Lawyer Confidence May Be Poor Indicator of Results

Lawyers must evaluate cases and try to predict the most likely outcome.  To be successful, to attract and win clients, they must do so with confidence. A recent study of the accuracy of those predictions, however, reveals that lawyers are often overconfident and overly optimistic in their assessments of a client’s case.

A recent study published in Psychology, Public Policy and Law revealed that the more confidence a lawyer expressed in his or her ability to achieve a possible result, the more likely he or she will fail to achieve those results.  You can read the full article here (Insightful or Wishful – Lawyers Ability to Predict Case Outcomes.pdf).

The lesson appears to be that clients might want to maintain some skepticism about the results that the supremely confident lawyer predicts, even as they recognize that the statistics don’t tell the whole story.  The lawyer who doesn’t believe in a case, or who lacks confidence will have a difficult time being the zealous advocate that is the touchstone of an effective litigator.  We may not meet our lofty goals as often, but that is not to say that we don’t do better for our clients when we are confident in the case.  In our next post, we’ll take a look at predicting the outcome in a business dispute case.

How Important Is The Lawyer’s Prediction?
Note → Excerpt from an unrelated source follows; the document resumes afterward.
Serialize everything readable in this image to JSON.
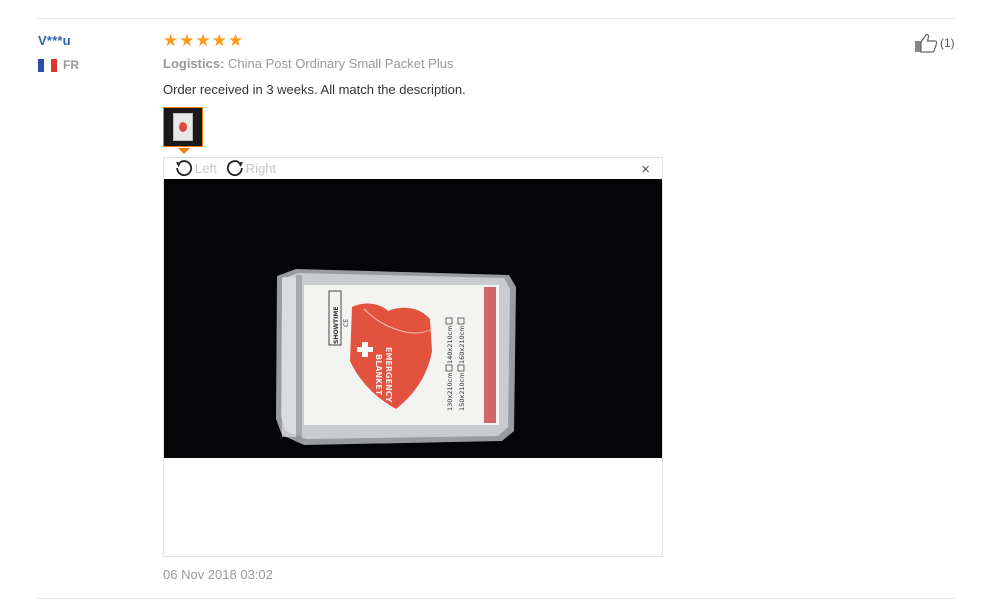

When choosing and working with a lawyer, we all look for someone that we believe can achieve the results that we want.  And we are attracted to the lawyer who both exudes and inspires confidence.  (I look for the same thing when I have to hire a lawyer.  The fact that I have a law degree doesn’t make much difference when I am the client.)  We aren’t likely to be attracted to a lawyer who is equivocal and uncertain about a successful outcome.

We will make decisions based on the lawyer’s assessment, important decisions. To sue or not to sue.  To settle.  To pursue the extra deposition or conduct additional discovery.  We want and need to believe in the lawyer’s judgment and expertise.  It is difficult to pursue a litigation strategy when the lawyer isn’t confident in its success.

Our need to believe, however, might be contrary to reality.  This study indicated that there is a negative correlation between the confidence of the lawyer and his or her ability to predict the outcome.

The Statistical Evidence

In a study taken primarily among civil litigators, the researchers found that the lawyers who were the most confident about the results they expected to achieve were also more likely to fail to achieve those results.  At the same time, those lawyers who were less confident were more to likely to exceed their expectations.  Women were slightly more accurate than men.  And, perhaps most surprisingly, years of experience did not seem to affect the results.

The researchers conducted surveys of lawyers concerning matters that were expected to be tried within 6-12 months.  They asked the lawyers to define the “win situation in terms of your minimum goal for the outcome of the case.”  The lawyers where then asked to give the probability that they would achieve the outcome.  The researchers then went back and determined the actual results of the matters to see how they compared to the lawyers’ predictions.

Most of the lawyers said they were 45-65 percent confident of achieving the outcome that they predicted.  These lawyers were generally accurate in their predictions, particularly among those where were 46-55 percent of the outcome.  But as the lawyers “confidence interval” exceeded 65 percent, the accuracy of their predictions deteriorated.  The most confident lawyers as a group failed to achieve their predictions about 20 percent of the time.

The least confident lawyers as a group did significantly better than their estimates, according to the researchers.  In fact those who were less than 50 percent confident underestimated the results as often as they were accurate.

Lawyers Are a Stubborn Lot

The researchers tried to determine whether the lawyers would be influenced by other factors.  The predictions and confidence levels of the lawyers did not change significantly as the case got closer to trial.  Nor were the lawyers likely to revise their predictions – or be significantly less confident – when asked to think through the negative aspects of their cases.

The opinions of the lawyers after the matter had been resolved also were not subject to major revisions.  Sixty-five percent of the more confident lawyers said they were pleased or very pleased with the outcome, although lawyers achieved their goals in only 57 percent of their cases.  When asked why the cases had failed to meet their predictions, the most frequently given response related to factual and evidentiary issues, the next most cited reason was “witness problems,” followed by “client problems.”  The least cited reason was attorney performance, including the performance of adversary counsel.

The Non-Scientific Assumptions

What is missing from the research is whether the overconfident lawyer does better for his or her clients than the lawyer who lacks confidence.  In other words, on a similar set of facts, will the client achieve a better net result with the confident lawyer or the not-so-confident lawyer.  In my opinion, the lawyer that is confident becomes a leader among the other lawyers or lawyers in the case, with the judge and with the jury.  There is a benefit to the client, however difficult it is to measure.